Wow...definately some good reading here.

From what I am gathering here, it would seem that if you have an engine with a bit too much compression, that a hydraulic cam would give you more cylinder pressure bleed-off versus a similar sized solid, and might allow for pump gas useage where a solid would have more cylinder pressure. Yet, this same hydraulic cam that could be used for bleeding off some cylinder pressure is also going to create even more intake reversion than a simlar sized solid, and thus considerably less low end and midrange power, up to a point. Then, up to the point that that a hydraulic lifter starts pumping up, a similar sized hydraulic cam could actually make MORE top end power than a solid. I have seen dyno tests that showed this before, with a 236*.050 hydraulic vs. solid, and the soid made considerably more torque under 3K rpms, but the hydraulic had a slight power advantage over 5500 rpms. And all this is why a comparable sized soild cam with pull more idle vacuum than a hydraulic. Does all this sound right? It seems to make sense to me.

travis g
Feb 8th, 04, 3:55 PM
On a similar note, there was s dyno test in a mag here a while back comparing a HE268 to an XE268 (not exactly apples to apples I know), and the XE made more low end power and the HE made more top end.

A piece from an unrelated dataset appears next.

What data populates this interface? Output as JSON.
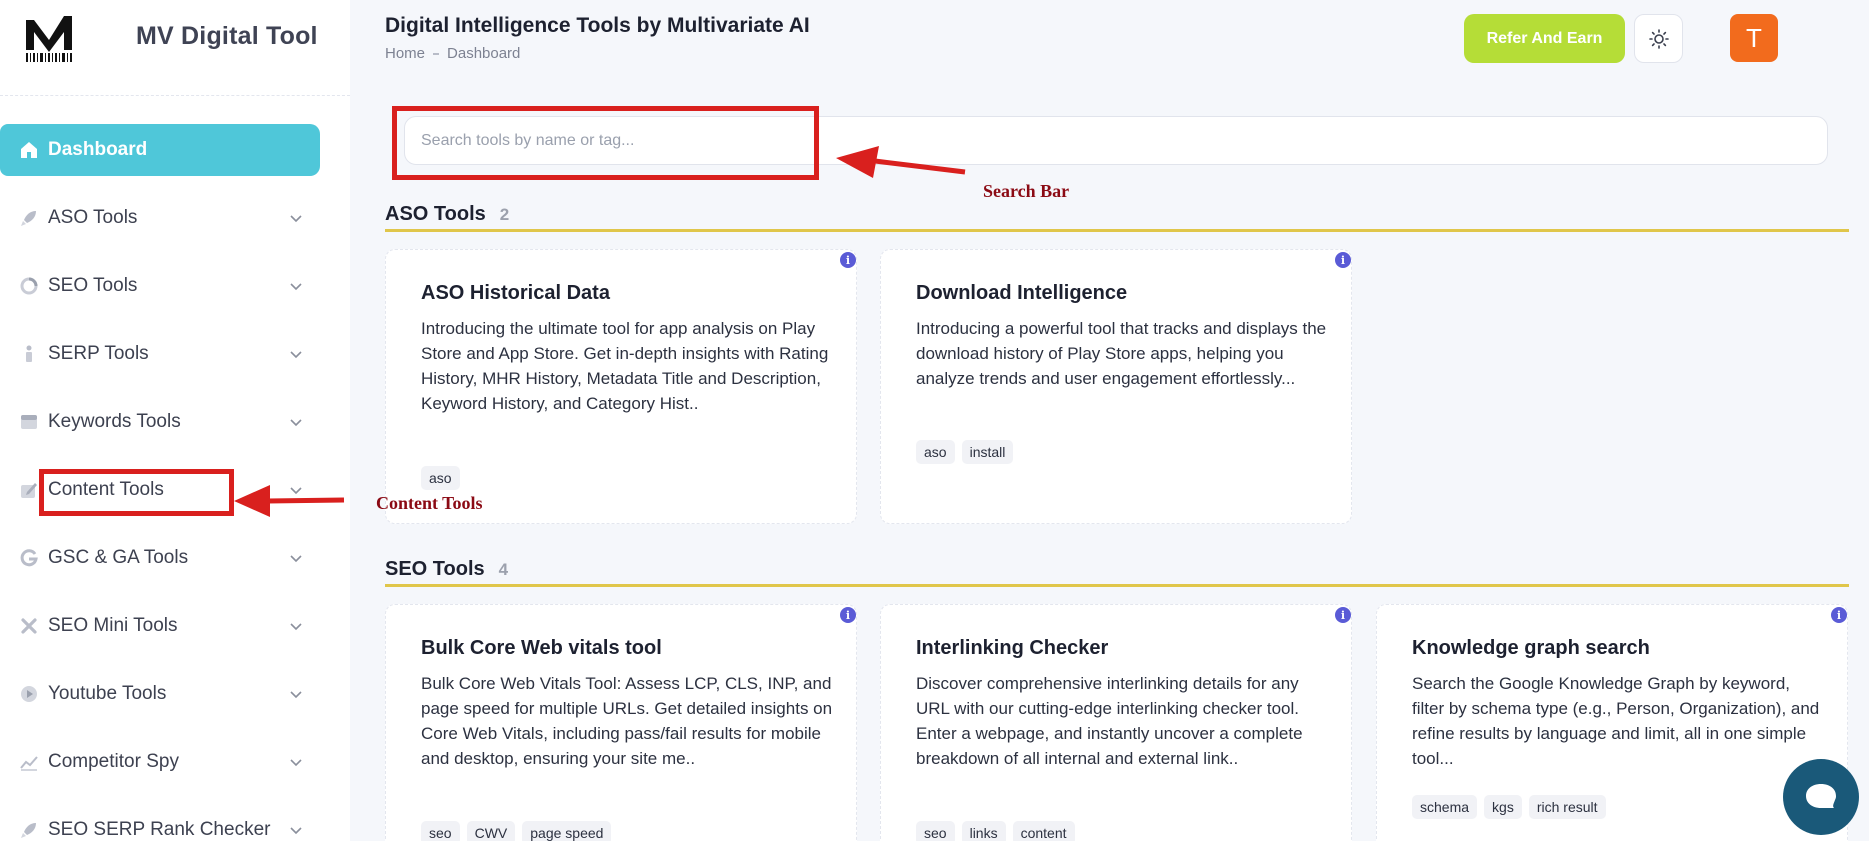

The HE, with its "less intense" lobes, would have more intake reversion at lower speeds, thus the lower low end output, but that same design causes an increase in top end breathing when there is less time for any bad effects from reversion...effectively acting like a longer duration cam than what is it. Am I way off base here?

From all the previous info, it would seem that if I was building a max grunt/midrange truck motor, then a moderate sized solid flat cam would be the way to go.

Good, good stuff.

UDHarold
Feb 8th, 04, 6:19 PM
I designed the HE268 in 1977.......

UDHarold

BTW, the HE268 is 218 at .050, the XE268 is 224/230 at .050, plus it has more valve lift...

travis g
Feb 9th, 04, 1:47 AM
Harold, I take it by the short response you might think I'm ripping on the HE cams. That is definately not the case. I have used the HE cams for many years and absolutely love them. Please re-read my last 2 posts in this thread...just trying to gain more info is all.

UDHarold
Feb 9th, 04, 1:56 AM
Travis,

YOU misunderstood me. I wasn't picking on you at all. I too read that article and almost hurt myself laughing so hard at the authors trying to explain how a cam of 218 at .050, .454 valve lift, could out-power a cam of 224/230 at .050, .477/.480 valve lift, ON THE TOP-END.
I was merely stating that I designed the HE268 when I was CC's original designer. No slam at you at all.
I don't think the HE268 has more reversion than the XE268, but probably less. It was designed as an unsymmetrical cam. CC's website has timing numbers for the XE line, and they sure look symmetrical to me.

UDHarold

Wolfplace
Feb 9th, 04, 2:37 AM
Hi Harold,
Were the "Magnum's" just an extension of your HE's or are they a different family designed by someone else